Along with the bad voice-acting comes the sheer confusion that you will feel sometimes. The game pretty much throws you into the deep end right from the start, making references to and pointing out features of a world that you have only just discovered as the player, even if your in-game character has been there before. You will spend many hours hopelessly lost or confused as to exactly what you’re doing, but once you are more accustomed to the world that is presented to you, it gets a whole lot better.
The musical score itself is amazing, and fits right into place like the perfect puzzle piece at pretty much every point in the game. It never feels incorrect and always gets you in the mood for whatever it is that you are about to witness. Even if the character interaction makes you cringe, once everyone shuts up and your mute player character is alone with the world, you begin to feel the serenity of it all, almost encouraging you to only engage in conversations when absolutely necessary.
Again, combat comes to the fore with battles sounding about as good as they look. Each weapon has a very distinct sound that would let even a blind person know what weapon you’re currently using, as well as special abilities that sound as epic as they feel.
It seems that in all my conversations about this game, comparisons to titles such as Fable and Skyrim were inevitable. Indeed, the game does feel like a better — actual RPG — version of Fable. Indeed, it has a huge open world and quest-lines like in Skyrim. But to compare this game to either is to do it a huge disservice.
Reckoning is something unique all on its own and while it borrows heavily from other games (not necessarily RPGs either) it succeeds in crafting a niche that it fills very well. There really is no other RPG around that looks, plays or feels like Reckoning does. And that’s saying something.
It’s unfortunate that Reckoning was released now, a month before Mass Effect 3; probably the most anticipated RPG of the year. Many gamers are busy saving up for their N7 Collectors Editions and so will give this a skip, and that is honestly a crying shame because Reckoning more than earns its place alongside Mass Effect 3 and indeed other RPGs as a true entertainment-value, triple-A offering.
Give it a try.
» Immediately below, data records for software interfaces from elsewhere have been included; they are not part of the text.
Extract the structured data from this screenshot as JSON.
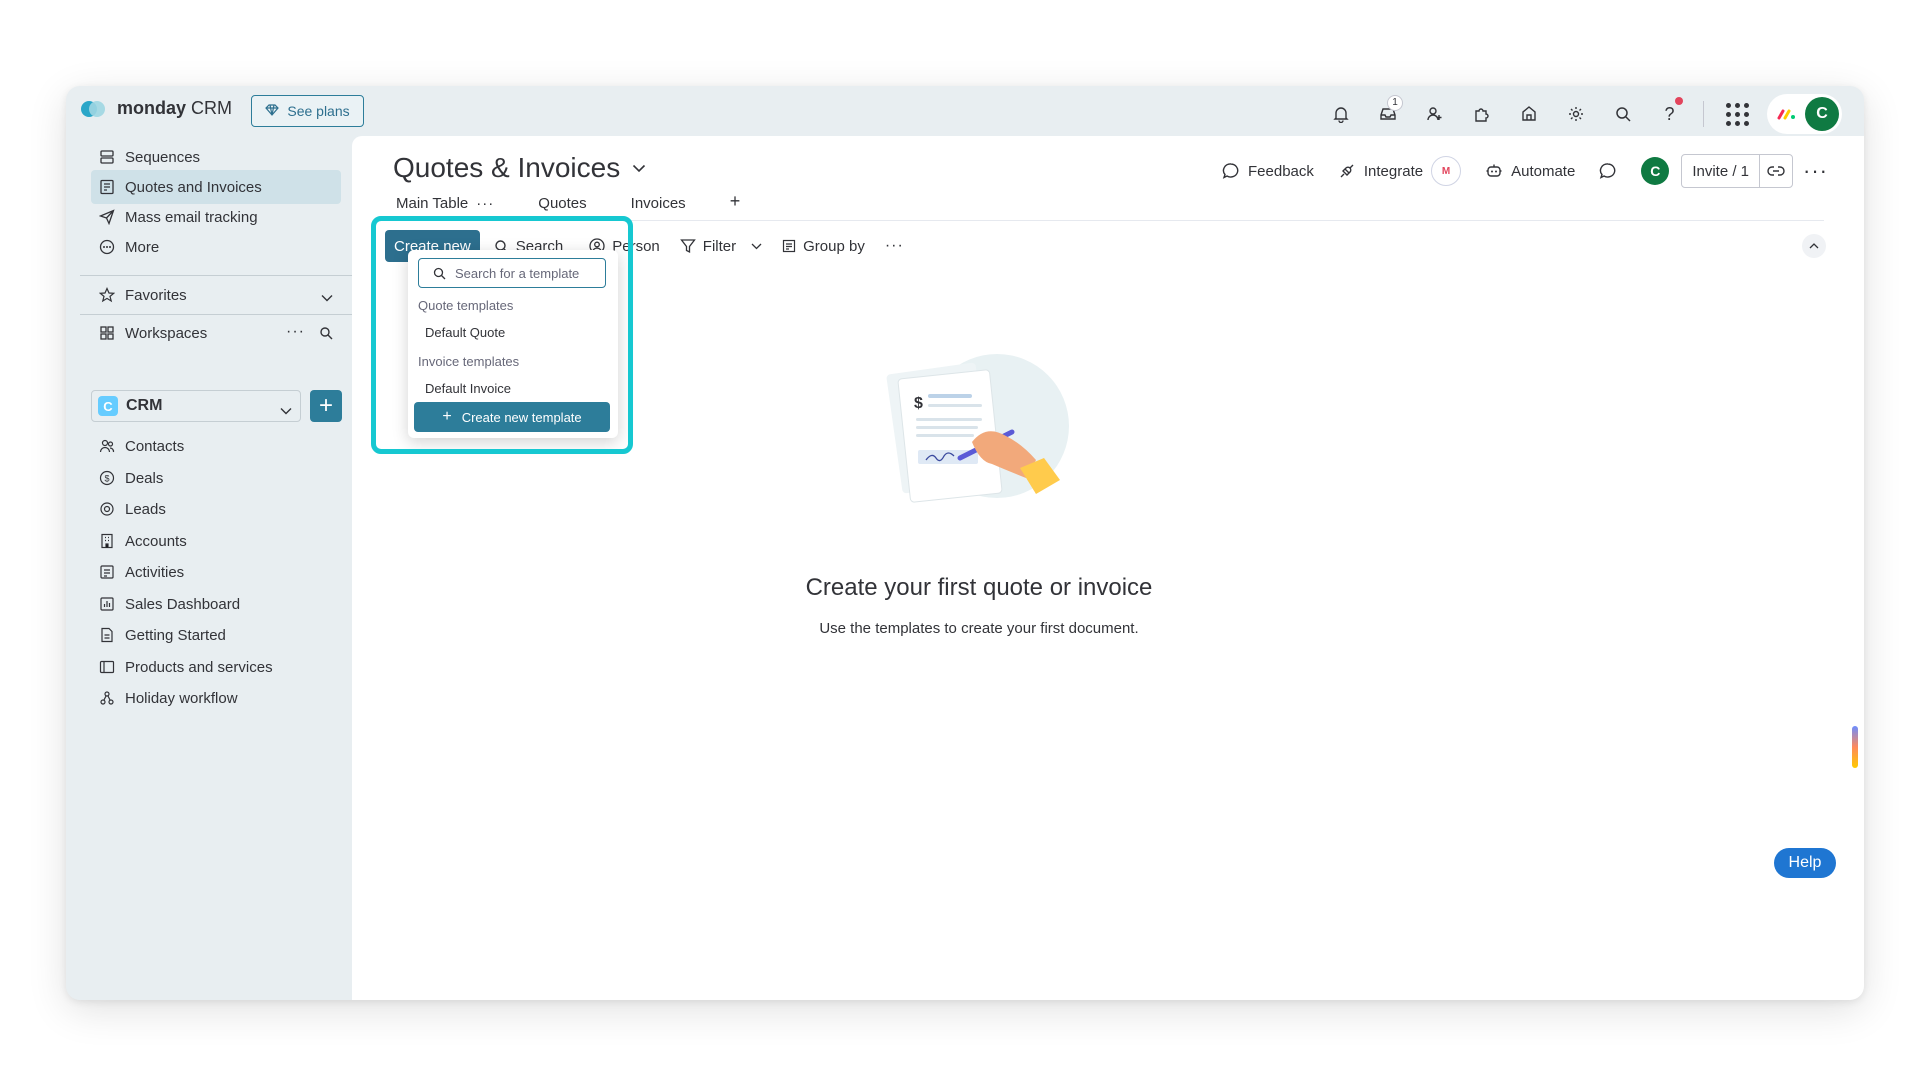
{
  "app": {
    "brand_bold": "monday",
    "brand_rest": "CRM",
    "see_plans": "See plans",
    "inbox_badge": "1",
    "avatar_initial": "C"
  },
  "sidebar": {
    "items_top": [
      {
        "label": "Sequences",
        "icon": "sequences-icon"
      },
      {
        "label": "Quotes and Invoices",
        "icon": "quotes-icon",
        "active": true
      },
      {
        "label": "Mass email tracking",
        "icon": "send-icon"
      },
      {
        "label": "More",
        "icon": "more-icon"
      }
    ],
    "favorites": "Favorites",
    "workspaces": "Workspaces",
    "workspace_name": "CRM",
    "workspace_letter": "C",
    "boards": [
      {
        "label": "Contacts",
        "icon": "contacts-icon"
      },
      {
        "label": "Deals",
        "icon": "deals-icon"
      },
      {
        "label": "Leads",
        "icon": "leads-icon"
      },
      {
        "label": "Accounts",
        "icon": "accounts-icon"
      },
      {
        "label": "Activities",
        "icon": "activities-icon"
      },
      {
        "label": "Sales Dashboard",
        "icon": "dashboard-icon"
      },
      {
        "label": "Getting Started",
        "icon": "doc-icon"
      },
      {
        "label": "Products and services",
        "icon": "board-icon"
      },
      {
        "label": "Holiday workflow",
        "icon": "workflow-icon"
      }
    ]
  },
  "header": {
    "title": "Quotes & Invoices",
    "feedback": "Feedback",
    "integrate": "Integrate",
    "automate": "Automate",
    "invite": "Invite / 1",
    "avatar_initial": "C"
  },
  "tabs": [
    {
      "label": "Main Table",
      "active": true
    },
    {
      "label": "Quotes"
    },
    {
      "label": "Invoices"
    }
  ],
  "toolbar": {
    "create_new": "Create new",
    "search": "Search",
    "person": "Person",
    "filter": "Filter",
    "group_by": "Group by"
  },
  "dropdown": {
    "search_placeholder": "Search for a template",
    "quote_header": "Quote templates",
    "quote_item": "Default Quote",
    "invoice_header": "Invoice templates",
    "invoice_item": "Default Invoice",
    "create_template": "Create new template"
  },
  "empty_state": {
    "title": "Create your first quote or invoice",
    "subtitle": "Use the templates to create your first document."
  },
  "help": "Help",
  "colors": {
    "accent": "#2d7d9a",
    "highlight": "#16c8d1",
    "help": "#1f76d2",
    "avatar": "#0f7a42"
  }
}
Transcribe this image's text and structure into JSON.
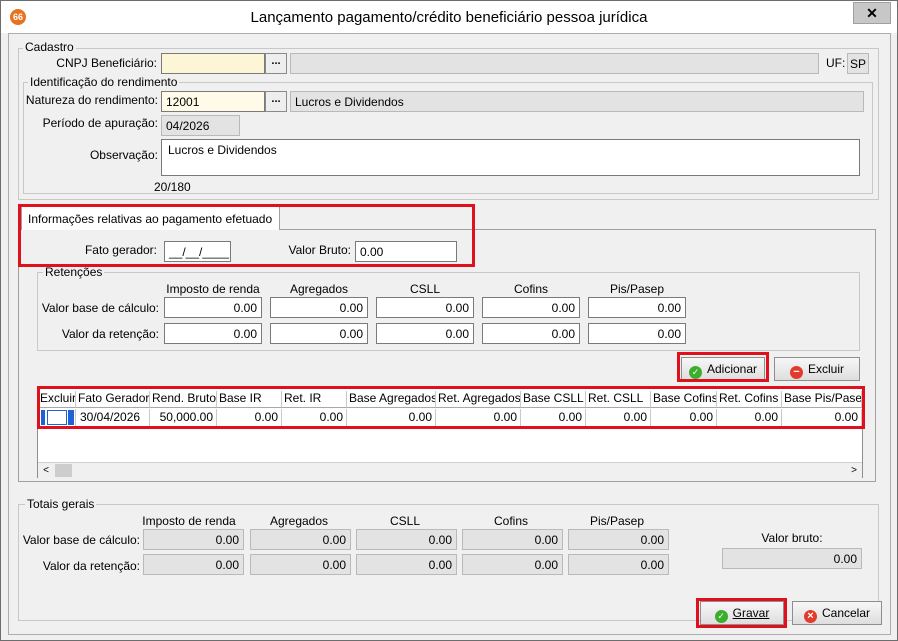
{
  "window": {
    "title": "Lançamento pagamento/crédito beneficiário pessoa jurídica",
    "app_icon_text": "66",
    "close_symbol": "✕"
  },
  "cadastro": {
    "legend": "Cadastro",
    "cnpj_label": "CNPJ Beneficiário:",
    "cnpj_value": "",
    "cnpj_name_value": "",
    "lookup_symbol": "...",
    "uf_label": "UF:",
    "uf_value": "SP"
  },
  "identificacao": {
    "legend": "Identificação do rendimento",
    "natureza_label": "Natureza do rendimento:",
    "natureza_code": "12001",
    "natureza_desc": "Lucros e Dividendos",
    "periodo_label": "Período de apuração:",
    "periodo_value": "04/2026",
    "observacao_label": "Observação:",
    "observacao_value": "Lucros e Dividendos",
    "char_count": "20/180"
  },
  "pagamento": {
    "tab_label": "Informações relativas ao pagamento efetuado",
    "fato_gerador_label": "Fato gerador:",
    "fato_gerador_value": "__/__/____",
    "valor_bruto_label": "Valor Bruto:",
    "valor_bruto_value": "0.00"
  },
  "retencoes": {
    "legend": "Retenções",
    "columns": [
      "Imposto de renda",
      "Agregados",
      "CSLL",
      "Cofins",
      "Pis/Pasep"
    ],
    "row_base_label": "Valor base de cálculo:",
    "row_ret_label": "Valor da retenção:",
    "base_values": [
      "0.00",
      "0.00",
      "0.00",
      "0.00",
      "0.00"
    ],
    "ret_values": [
      "0.00",
      "0.00",
      "0.00",
      "0.00",
      "0.00"
    ]
  },
  "actions": {
    "adicionar": "Adicionar",
    "excluir": "Excluir",
    "gravar": "Gravar",
    "cancelar": "Cancelar"
  },
  "grid": {
    "headers": [
      "Excluir",
      "Fato Gerador",
      "Rend. Bruto",
      "Base IR",
      "Ret. IR",
      "Base Agregados",
      "Ret. Agregados",
      "Base CSLL",
      "Ret. CSLL",
      "Base Cofins",
      "Ret. Cofins",
      "Base Pis/Pasep"
    ],
    "rows": [
      [
        "",
        "30/04/2026",
        "50,000.00",
        "0.00",
        "0.00",
        "0.00",
        "0.00",
        "0.00",
        "0.00",
        "0.00",
        "0.00",
        "0.00"
      ]
    ],
    "scroll_left": "<",
    "scroll_right": ">"
  },
  "totais": {
    "legend": "Totais gerais",
    "columns": [
      "Imposto de renda",
      "Agregados",
      "CSLL",
      "Cofins",
      "Pis/Pasep"
    ],
    "row_base_label": "Valor base de cálculo:",
    "row_ret_label": "Valor da retenção:",
    "base_values": [
      "0.00",
      "0.00",
      "0.00",
      "0.00",
      "0.00"
    ],
    "ret_values": [
      "0.00",
      "0.00",
      "0.00",
      "0.00",
      "0.00"
    ],
    "valor_bruto_label": "Valor bruto:",
    "valor_bruto_value": "0.00"
  },
  "colors": {
    "highlight_red": "#e0101c",
    "window_bg": "#f0f0f0",
    "readonly_bg": "#e3e3e3",
    "cnpj_bg": "#fcf5d6"
  }
}
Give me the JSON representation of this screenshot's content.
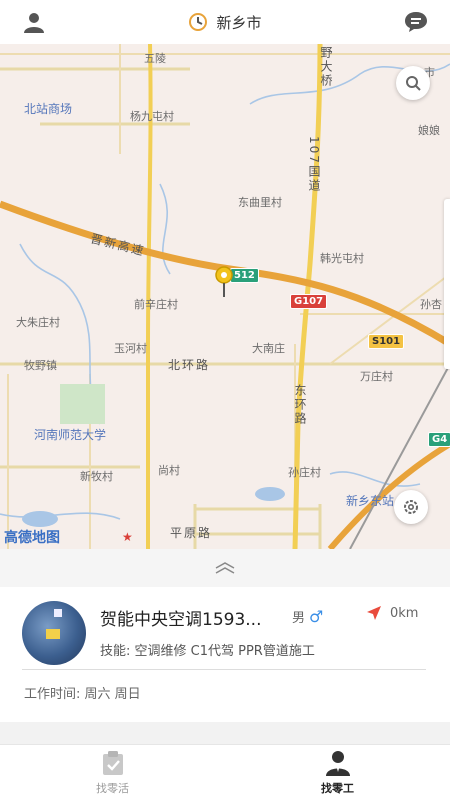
{
  "header": {
    "city": "新乡市",
    "left_icon": "user-icon",
    "right_icon": "chat-icon"
  },
  "map": {
    "places": {
      "wuling": "五陵",
      "yedaqiao": "野大桥",
      "beizhan": "北站商场",
      "yangjiutun": "杨九屯村",
      "niangniang": "娘娘",
      "dongqu": "东曲里村",
      "hanguangtun": "韩光屯村",
      "qianxin": "前辛庄村",
      "dazhu": "大朱庄村",
      "yuhe": "玉河村",
      "danan": "大南庄",
      "muye": "牧野镇",
      "wanzhuang": "万庄村",
      "henan_normal": "河南师范大学",
      "xinmu": "新牧村",
      "shangcun": "尚村",
      "sunzhuang": "孙庄村",
      "xinxiang_east": "新乡东站",
      "sun_edge": "孙杏",
      "shi_edge": "市"
    },
    "roads": {
      "jinxin": "晋新高速",
      "beihuan": "北环路",
      "donghuan": "东环路",
      "pingyuan": "平原路",
      "guodao107": "107国道"
    },
    "shields": {
      "s512": "512",
      "g107": "G107",
      "s101": "S101",
      "g4": "G4"
    },
    "logo": "高德地图"
  },
  "worker": {
    "name": "贺能中央空调1593...",
    "gender_label": "男",
    "gender_symbol": "♂",
    "distance": "0km",
    "skills": "技能: 空调维修 C1代驾 PPR管道施工",
    "work_time": "工作时间: 周六 周日"
  },
  "tabs": [
    {
      "label": "找零活",
      "icon": "clipboard-check-icon",
      "active": false
    },
    {
      "label": "找零工",
      "icon": "worker-icon",
      "active": true
    }
  ],
  "colors": {
    "accent": "#e94b3c",
    "blue": "#3a8ee6",
    "map_bg": "#f6eeea",
    "highway": "#e8a33a"
  }
}
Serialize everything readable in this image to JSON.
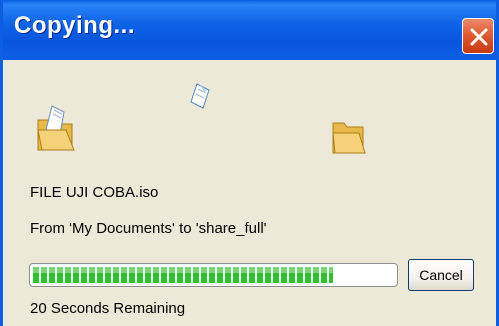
{
  "window": {
    "title": "Copying...",
    "close_icon": "close-x-icon",
    "accent": "#0a5fe3"
  },
  "animation": {
    "source_icon": "folder-with-document-icon",
    "flying_icon": "document-icon",
    "destination_icon": "folder-icon"
  },
  "copy": {
    "file_name": "FILE UJI COBA.iso",
    "from_to": "From 'My Documents' to 'share_full'",
    "progress_fraction": 0.83,
    "progress_color": "#30c030",
    "cancel_label": "Cancel",
    "time_remaining": "20 Seconds Remaining"
  }
}
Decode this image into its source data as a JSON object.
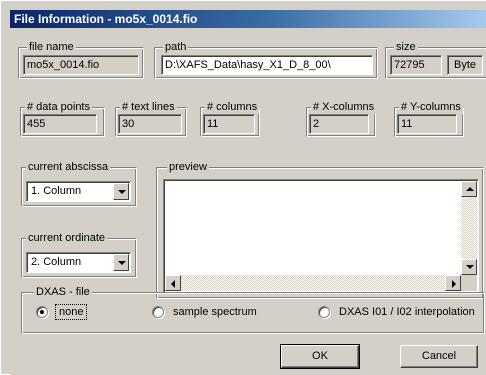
{
  "window": {
    "title": "File Information  - mo5x_0014.fio"
  },
  "file_name": {
    "label": "file name",
    "value": "mo5x_0014.fio"
  },
  "path": {
    "label": "path",
    "value": "D:\\XAFS_Data\\hasy_X1_D_8_00\\"
  },
  "size": {
    "label": "size",
    "value": "72795",
    "unit": "Byte"
  },
  "counts": {
    "data_points": {
      "label": "# data points",
      "value": "455"
    },
    "text_lines": {
      "label": "# text lines",
      "value": "30"
    },
    "columns": {
      "label": "# columns",
      "value": "11"
    },
    "x_columns": {
      "label": "# X-columns",
      "value": "2"
    },
    "y_columns": {
      "label": "# Y-columns",
      "value": "11"
    }
  },
  "abscissa": {
    "label": "current abscissa",
    "selected": "1. Column"
  },
  "ordinate": {
    "label": "current ordinate",
    "selected": "2. Column"
  },
  "preview": {
    "label": "preview",
    "content": ""
  },
  "dxas": {
    "label": "DXAS - file",
    "options": [
      {
        "label": "none",
        "selected": true
      },
      {
        "label": "sample spectrum",
        "selected": false
      },
      {
        "label": "DXAS I01 / I02 interpolation",
        "selected": false
      }
    ]
  },
  "buttons": {
    "ok": "OK",
    "cancel": "Cancel"
  },
  "icons": [
    "dropdown-arrow-icon",
    "scroll-up-arrow-icon",
    "scroll-down-arrow-icon",
    "scroll-left-arrow-icon",
    "scroll-right-arrow-icon"
  ],
  "colors": {
    "title_gradient_start": "#0a246a",
    "title_gradient_end": "#a6caf0",
    "face": "#d4d0c8"
  }
}
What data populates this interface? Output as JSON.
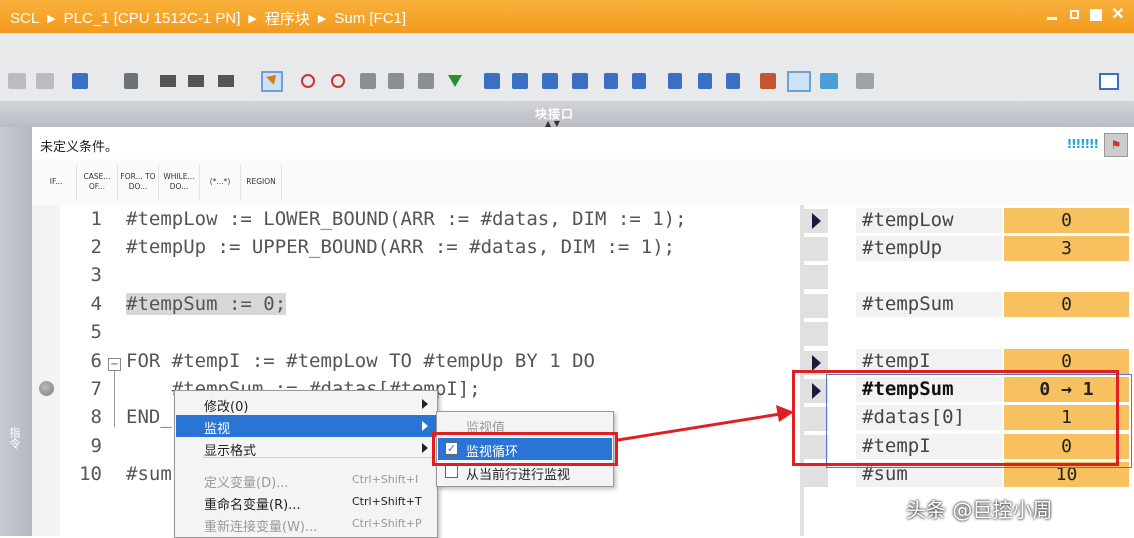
{
  "breadcrumb": [
    "SCL",
    "PLC_1 [CPU 1512C-1 PN]",
    "程序块",
    "Sum [FC1]"
  ],
  "window_buttons": {
    "close": "✕"
  },
  "section_header": "块接口",
  "condition_label": "未定义条件。",
  "condition_indicator": "!!!!!!!",
  "snippets": [
    "IF...",
    "CASE... OF...",
    "FOR... TO DO...",
    "WHILE... DO...",
    "(*...*)",
    "REGION"
  ],
  "left_panel_label": "指令",
  "code_lines": [
    {
      "num": "1",
      "text": "#tempLow := LOWER_BOUND(ARR := #datas, DIM := 1);"
    },
    {
      "num": "2",
      "text": "#tempUp := UPPER_BOUND(ARR := #datas, DIM := 1);"
    },
    {
      "num": "3",
      "text": ""
    },
    {
      "num": "4",
      "text": "#tempSum := 0;"
    },
    {
      "num": "5",
      "text": ""
    },
    {
      "num": "6",
      "text": "FOR #tempI := #tempLow TO #tempUp BY 1 DO"
    },
    {
      "num": "7",
      "text": "    #tempSum := #datas[#tempI];"
    },
    {
      "num": "8",
      "text": "END_"
    },
    {
      "num": "9",
      "text": ""
    },
    {
      "num": "10",
      "text": "#sum"
    }
  ],
  "watch": [
    {
      "name": "#tempLow",
      "value": "0"
    },
    {
      "name": "#tempUp",
      "value": "3"
    },
    {
      "name": "#tempSum",
      "value": "0"
    },
    {
      "name": "#tempI",
      "value": "0"
    },
    {
      "name": "#tempSum",
      "value": "0 → 1"
    },
    {
      "name": "#datas[0]",
      "value": "1"
    },
    {
      "name": "#tempI",
      "value": "0"
    },
    {
      "name": "#sum",
      "value": "10"
    }
  ],
  "context_menu": {
    "items": [
      {
        "label": "修改(0)",
        "shortcut": ""
      },
      {
        "label": "监视",
        "shortcut": ""
      },
      {
        "label": "显示格式",
        "shortcut": ""
      },
      {
        "label": "定义变量(D)...",
        "shortcut": "Ctrl+Shift+I"
      },
      {
        "label": "重命名变量(R)...",
        "shortcut": "Ctrl+Shift+T"
      },
      {
        "label": "重新连接变量(W)...",
        "shortcut": "Ctrl+Shift+P"
      }
    ]
  },
  "submenu": {
    "items": [
      {
        "label": "监视值"
      },
      {
        "label": "监视循环"
      },
      {
        "label": "从当前行进行监视"
      }
    ]
  },
  "watermark": "头条 @巨控小周",
  "colors": {
    "title_bar": "#f39a1d",
    "watch_value": "#f6c15e",
    "highlight_box": "#e02020",
    "menu_selection": "#2a74d6"
  }
}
Thank me later.
A quick note that the game comes with release day DLC that is free to retail purchasers but requires an online pass for anyone else. The lack of an online pass effectively gates off seven additional quests, and this in an entirely singleplayer offering…